- help you understand our policies and any resolutions proposed.
Let the principal know you want to use a support person when making the complaint. You should provide their name, contact details and relationship to you.
Request an interpreter
If you would like to talk to your school with the assistance of an interpreter, you can call the National Translating and Interpreting Service on . For further information, please refer to the department's .
Speaking to your school
Having a discussion with the school about your child's wellbeing or learning is always okay.
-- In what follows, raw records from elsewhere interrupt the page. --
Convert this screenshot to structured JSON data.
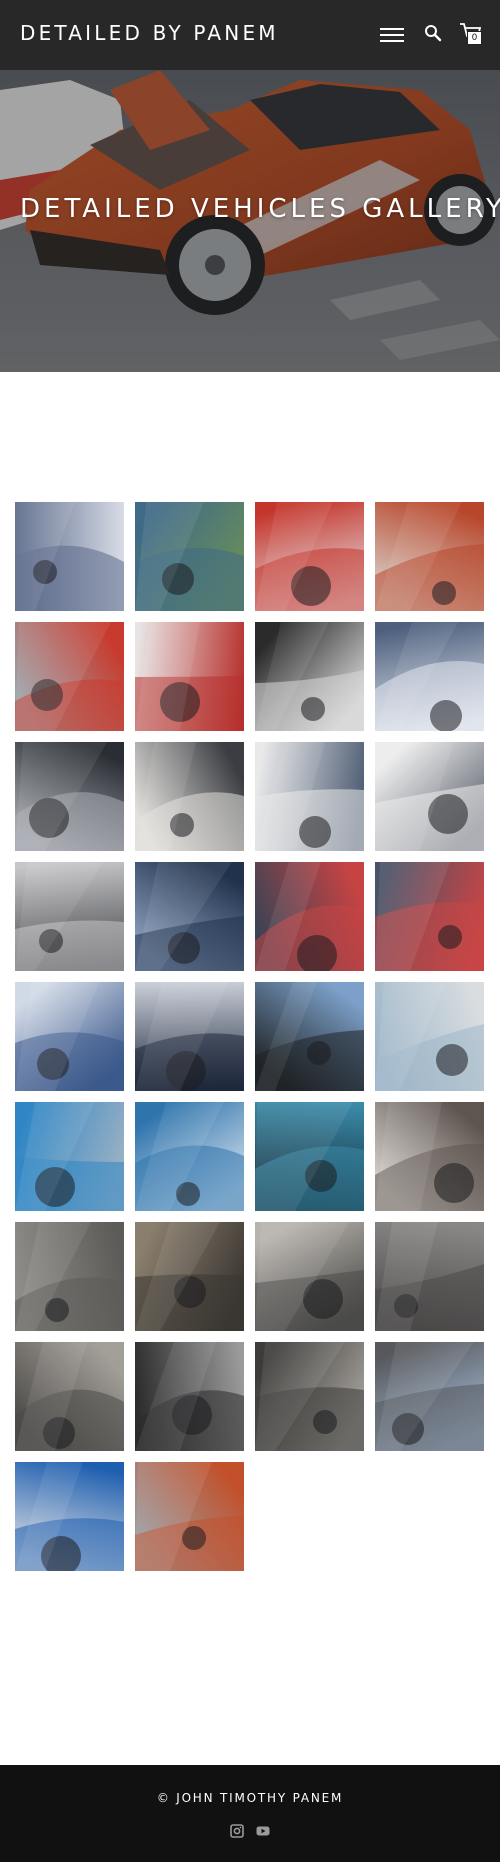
{
  "header": {
    "site_title": "DETAILED BY PANEM",
    "cart_count": "0",
    "icons": [
      "menu-icon",
      "search-icon",
      "cart-icon"
    ]
  },
  "hero": {
    "title": "DETAILED VEHICLES GALLERY"
  },
  "gallery": {
    "photos": [
      {
        "subject": "engine bay with foam",
        "colors": [
          "#5b6a8a",
          "#d8dce6"
        ]
      },
      {
        "subject": "blue hatchback",
        "colors": [
          "#3e6a86",
          "#6b8f5a"
        ]
      },
      {
        "subject": "red sedan front",
        "colors": [
          "#c4352b",
          "#e6e6ea"
        ]
      },
      {
        "subject": "orange fender",
        "colors": [
          "#b8462a",
          "#d9d4ce"
        ]
      },
      {
        "subject": "red sedan",
        "colors": [
          "#c83a2e",
          "#9da3a9"
        ]
      },
      {
        "subject": "foamed red car",
        "colors": [
          "#b7322e",
          "#e8e4e4"
        ]
      },
      {
        "subject": "white sports car foamed",
        "colors": [
          "#d9d9d9",
          "#2a2a2a"
        ]
      },
      {
        "subject": "white car reflection",
        "colors": [
          "#e1e6ee",
          "#4d5f7d"
        ]
      },
      {
        "subject": "silver sedan",
        "colors": [
          "#a9acb2",
          "#2a2d33"
        ]
      },
      {
        "subject": "white panel",
        "colors": [
          "#e2e0dc",
          "#3b3d42"
        ]
      },
      {
        "subject": "white car upside",
        "colors": [
          "#e9e9ea",
          "#4e5d73"
        ]
      },
      {
        "subject": "white car rear",
        "colors": [
          "#ececec",
          "#5f6570"
        ]
      },
      {
        "subject": "foamed coupe",
        "colors": [
          "#c7c7c9",
          "#3e3f44"
        ]
      },
      {
        "subject": "dark blue paint",
        "colors": [
          "#20324c",
          "#8fa3c1"
        ]
      },
      {
        "subject": "red tail lights",
        "colors": [
          "#c74343",
          "#3b4354"
        ]
      },
      {
        "subject": "red tail lights 2",
        "colors": [
          "#c94545",
          "#4a5266"
        ]
      },
      {
        "subject": "blue panel reflection",
        "colors": [
          "#3c5a8c",
          "#d1d9e6"
        ]
      },
      {
        "subject": "dark blue door",
        "colors": [
          "#1d273a",
          "#c9ced8"
        ]
      },
      {
        "subject": "dark sports car",
        "colors": [
          "#1f2326",
          "#7ca0c9"
        ]
      },
      {
        "subject": "light blue car foam",
        "colors": [
          "#9fb7c9",
          "#d9dde0"
        ]
      },
      {
        "subject": "blue hatchback street",
        "colors": [
          "#2f86c5",
          "#9cb1c4"
        ]
      },
      {
        "subject": "blue glossy panel",
        "colors": [
          "#2e74ad",
          "#d4e0ec"
        ]
      },
      {
        "subject": "teal hood",
        "colors": [
          "#3b8aa8",
          "#0f2430"
        ]
      },
      {
        "subject": "brown underbody",
        "colors": [
          "#5e5550",
          "#d7d2cd"
        ]
      },
      {
        "subject": "grey body panel",
        "colors": [
          "#5d5b58",
          "#8f8d89"
        ]
      },
      {
        "subject": "dirty wheel",
        "colors": [
          "#3a3632",
          "#8a7e6c"
        ]
      },
      {
        "subject": "grey fender",
        "colors": [
          "#4b4a48",
          "#b7b3ad"
        ]
      },
      {
        "subject": "grey door lettering",
        "colors": [
          "#4a4948",
          "#898785"
        ]
      },
      {
        "subject": "grey fender wheel",
        "colors": [
          "#4d4b48",
          "#a29e98"
        ]
      },
      {
        "subject": "engine bay",
        "colors": [
          "#2b2b2b",
          "#9a9a9a"
        ]
      },
      {
        "subject": "clean wheel",
        "colors": [
          "#3d3c3a",
          "#a7a39d"
        ]
      },
      {
        "subject": "grey panel reflection",
        "colors": [
          "#56585c",
          "#a9c1dc"
        ]
      },
      {
        "subject": "blue race car",
        "colors": [
          "#1f5fb0",
          "#e5e5e5"
        ]
      },
      {
        "subject": "orange race car",
        "colors": [
          "#c2512b",
          "#9a9da2"
        ]
      }
    ]
  },
  "footer": {
    "copyright": "© JOHN TIMOTHY PANEM",
    "social": [
      "instagram-icon",
      "youtube-icon"
    ]
  }
}
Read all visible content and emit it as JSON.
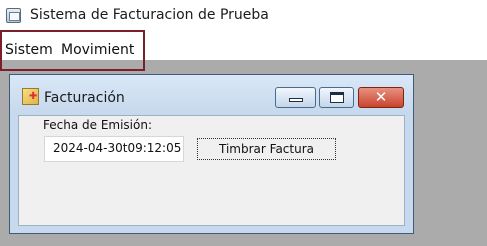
{
  "app": {
    "title": "Sistema de Facturacion de Prueba",
    "icon": "app-window-icon"
  },
  "menubar": {
    "items": [
      {
        "label": "Sistem"
      },
      {
        "label": "Movimient"
      }
    ]
  },
  "dialog": {
    "title": "Facturación",
    "icon": "invoice-icon",
    "controls": {
      "minimize_icon": "minimize-icon",
      "maximize_icon": "maximize-icon",
      "close_glyph": "✕"
    },
    "fecha_label": "Fecha de Emisión:",
    "fecha_value": "2024-04-30t09:12:05",
    "timbrar_button": "Timbrar Factura"
  },
  "colors": {
    "desktop": "#ababab",
    "highlight_border": "#7a1f2b",
    "window_frame": "#c7d9ec",
    "close_button": "#c9442e"
  }
}
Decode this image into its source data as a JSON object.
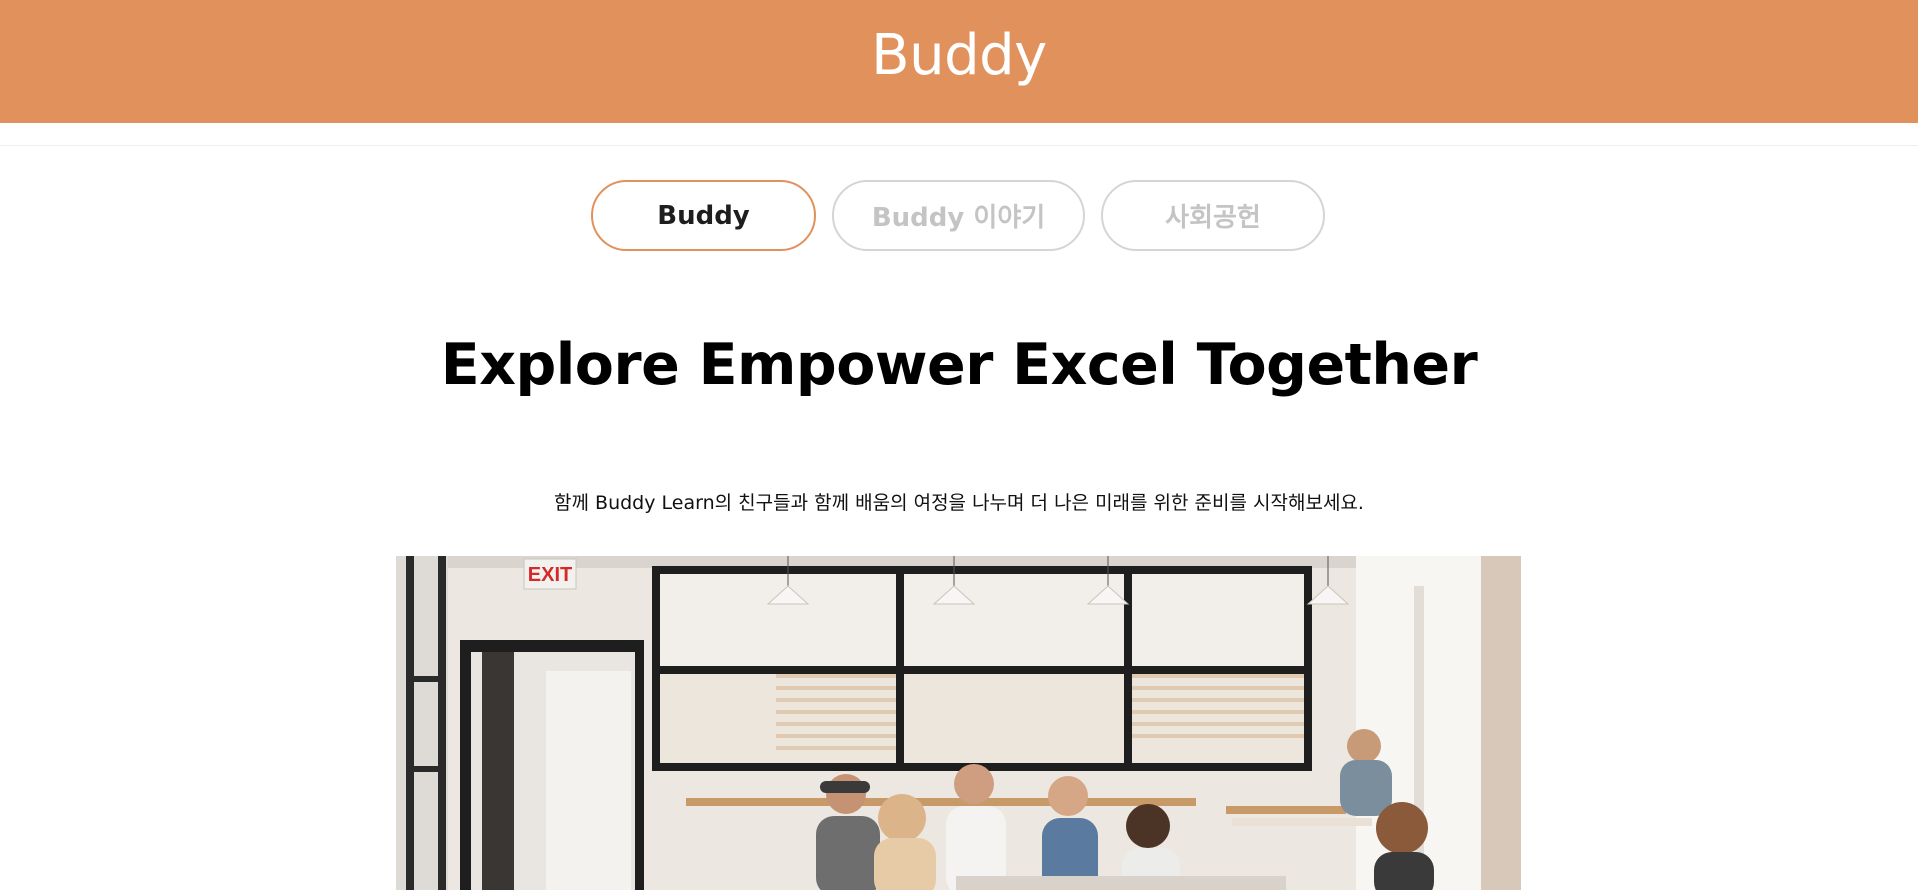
{
  "header": {
    "title": "Buddy",
    "background_color": "#e1915b"
  },
  "tabs": [
    {
      "label": "Buddy",
      "active": true
    },
    {
      "label": "Buddy 이야기",
      "active": false
    },
    {
      "label": "사회공헌",
      "active": false
    }
  ],
  "hero": {
    "title": "Explore Empower Excel Together",
    "subtitle": "함께 Buddy Learn의 친구들과 함께 배움의 여정을 나누며 더 나은 미래를 위한 준비를 시작해보세요."
  },
  "photo": {
    "exit_sign": "EXIT"
  },
  "colors": {
    "accent": "#e1915b",
    "inactive_tab": "#c4c4c4"
  }
}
Raising concerns with the school gives them the opportunity to work with you to support your child's wellbeing and learning.
If you do not feel comfortable raising concerns directly with the school, the department's regional office can be contacted to discuss your concerns and offer options for moving forward.
Before you speak to the principal
It is important to plan your meeting.
- Book a time to meet with your principal and tell them what you would like to discuss.
- Tell the school if you would like an interpreter or a support person to come to the meeting with you.
- Talk to your child about the concern and see how they feel, what they are worried about, or how they would like the problem fixed.
- Have your information ready, such as letters you might have sent or received, or prepare some notes to make sure the details of your concern are clear. You may ask the school for a copy of its Parent Complaint policy and for help with finding and understanding other Department of Education and Training policies.
- Think about suggestions or options for resolving the issue to help support your child and how you, your child, and the school could work together.
When you meet with the principal
The principal is there to listen to your concerns and work with you to resolve them.
- Start the meeting by clearly explaining your concerns: tell them about the problem, what has happened, and what is happening now.
- Let the principal know how your child is feeling, how the problem is impacting your child's learning and wellbeing, and what would assist your child from now on. It is important to be open to listening and to speak honestly.
- Take the time to work with the principal to try and find a way to fix the problem together. The school may speak with other teams such as Koorie Engagement Support Officers or Student Support Officers. If the school needs some time to put steps in place to solve the problem, there might be a need for a follow-up meeting.
It may be useful to read some of the policies as they may relate to the issues you wish to raise:
Report religious or racial discrimination
Everyone in our school community deserves to be respected, valued and treated equally. Discrimination or abuse based on religion or race is not tolerated in our school communities.
There are ways you can . If your child has been the target of, or has witnessed, religious or racial discrimination or abuse, we encourage you to report it to your school. They will make sure appropriate action and support is provided.
If you are not comfortable reporting to the school, or are not happy with the school’s response, you can contact our Report Racism hotline:
We must handle personal, sensitive and health information in accordance with:
- the Privacy and Data Protection Act 2014 (VIC)
- the Health Records Act 2001 (VIC).
The information you give us will be used to assess and respond to your complaint. This information is stored securely and used mainly by people who handle the complaint. Information may be used outside of the complaint handling process when necessary and allowed by law. For example, if there was a serious risk to the safety of someone.
Reviewed 07 August 2023